Howard County public works officials are recommending that county businesses pick up the bulk of costs for a state-required recycling program through higher fees for landfill dumping.

The county has proposed increasing fees for dumping trash at the Alpha Ridge landfill up to $95 a ton to help pay for building and operating new recycling and composting centers. The dumping charge, or tipping fee, is currently $45 a ton, up from $18 in June 1989.

Tipping fees fall heaviest on businesses that rely on private haulers to collect and dispose of their garbage. Haulers who collect residential trash in the county do not have to pay the fee, said Linda Fields, manager of the county's recycling program.

Fields said the increased tipping fees also would provide an economic incentive for businesses -- who account for 60 percent of the trash dumped at the landfill -- to recycle more of their waste.

The county's business community has yet to take a position on the proposal, said Carol Baily, executive director of the Howard County Chamber of Commerce.

The proposal to increase tipping fees is outlined in a recycling plan the county sent to the state for review.

Under Maryland law, Howard County must recycle at least 20 percent of its solid waste by 1994. About 4 percent of the county's trash is recycled now through voluntary programs.

After the state reviews the report, it will be sent to the County Council for approval, Fields said.

Barry Scher, a spokesman for Giant Food and a member of the county task force that helped prepare the report, said the county's plan to increase tipping fees is similar to proposals being offered by counties around the state.

"Everybody, including the business community, has to get involved," said Scher, who called the higher fees "the penalty {businesses} pay for not recycling more."

Fields said the county hopes to exceed the state's mandate and recycle about 28 percent of its garbage by 1994. To do that, the county has proposed curbside pickup of recyclable goods for residents by October 1993. About 12,000 homes in the Columbia area already receive this service as part of a pilot project that collects plastic bottles, newspapers, cans and glass.

To sort the trash so it can be recycled, the county has proposed building a $4.2 million material recovery center.

The county also wants to build a $2.3 million center to turn leaves, brush, branches, wood and grass clippings into compost. The material recovery center would be built by October 1993 and the composting center would be in operation by April 1992, the report said. When the composting center is operating, the county would regularly collect residential yard wastes left near the curb.

Fields said the day-to-day costs of the recycling program will depend on the markets and technology available for recycling.

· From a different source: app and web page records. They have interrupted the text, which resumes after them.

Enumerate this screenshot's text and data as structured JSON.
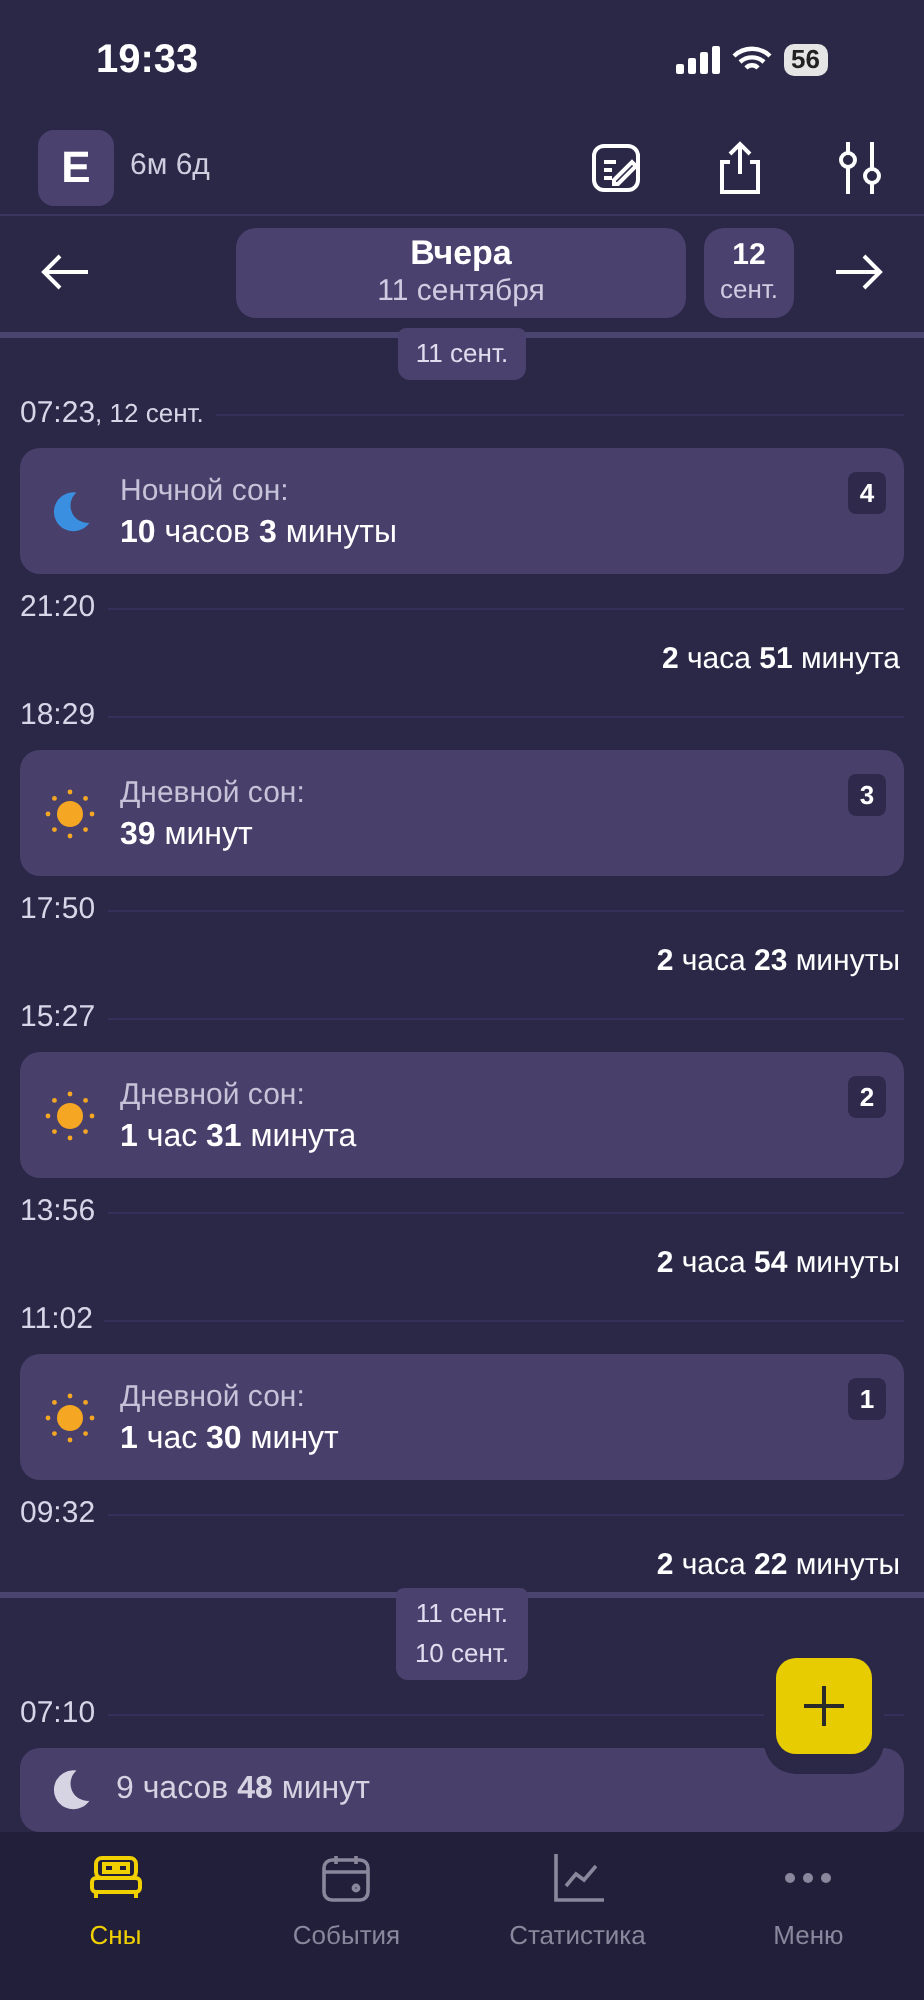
{
  "status_bar": {
    "time": "19:33",
    "battery": "56"
  },
  "header": {
    "avatar": "E",
    "age": "6м 6д"
  },
  "date_nav": {
    "title": "Вчера",
    "subtitle": "11 сентября",
    "next_day": "12",
    "next_month": "сент."
  },
  "timeline": [
    {
      "kind": "divider",
      "labels": [
        "11 сент."
      ]
    },
    {
      "kind": "time",
      "time": "07:23",
      "note": ", 12 сент."
    },
    {
      "kind": "night_sleep",
      "label": "Ночной сон:",
      "duration": "**10** часов **3** минуты",
      "number": "4"
    },
    {
      "kind": "time",
      "time": "21:20"
    },
    {
      "kind": "gap",
      "duration": "**2** часа **51** минута"
    },
    {
      "kind": "time",
      "time": "18:29"
    },
    {
      "kind": "day_sleep",
      "label": "Дневной сон:",
      "duration": "**39** минут",
      "number": "3"
    },
    {
      "kind": "time",
      "time": "17:50"
    },
    {
      "kind": "gap",
      "duration": "**2** часа **23** минуты"
    },
    {
      "kind": "time",
      "time": "15:27"
    },
    {
      "kind": "day_sleep",
      "label": "Дневной сон:",
      "duration": "**1** час **31** минута",
      "number": "2"
    },
    {
      "kind": "time",
      "time": "13:56"
    },
    {
      "kind": "gap",
      "duration": "**2** часа **54** минуты"
    },
    {
      "kind": "time",
      "time": "11:02"
    },
    {
      "kind": "day_sleep",
      "label": "Дневной сон:",
      "duration": "**1** час **30** минут",
      "number": "1"
    },
    {
      "kind": "time",
      "time": "09:32"
    },
    {
      "kind": "gap",
      "duration": "**2** часа **22** минуты"
    },
    {
      "kind": "divider",
      "labels": [
        "11 сент.",
        "10 сент."
      ]
    },
    {
      "kind": "time",
      "time": "07:10"
    },
    {
      "kind": "summary",
      "duration": "9 часов **48** минут"
    }
  ],
  "tabs": [
    {
      "label": "Сны",
      "selected": true
    },
    {
      "label": "События",
      "selected": false
    },
    {
      "label": "Статистика",
      "selected": false
    },
    {
      "label": "Меню",
      "selected": false
    }
  ]
}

It currently costs the county about $75 a ton to collect and dispose of trash in the county's only landfill. It costs about $60 a ton to collect and recycle the plastics, newspapers, cans and glass that are gathered as part of the pilot project, she said.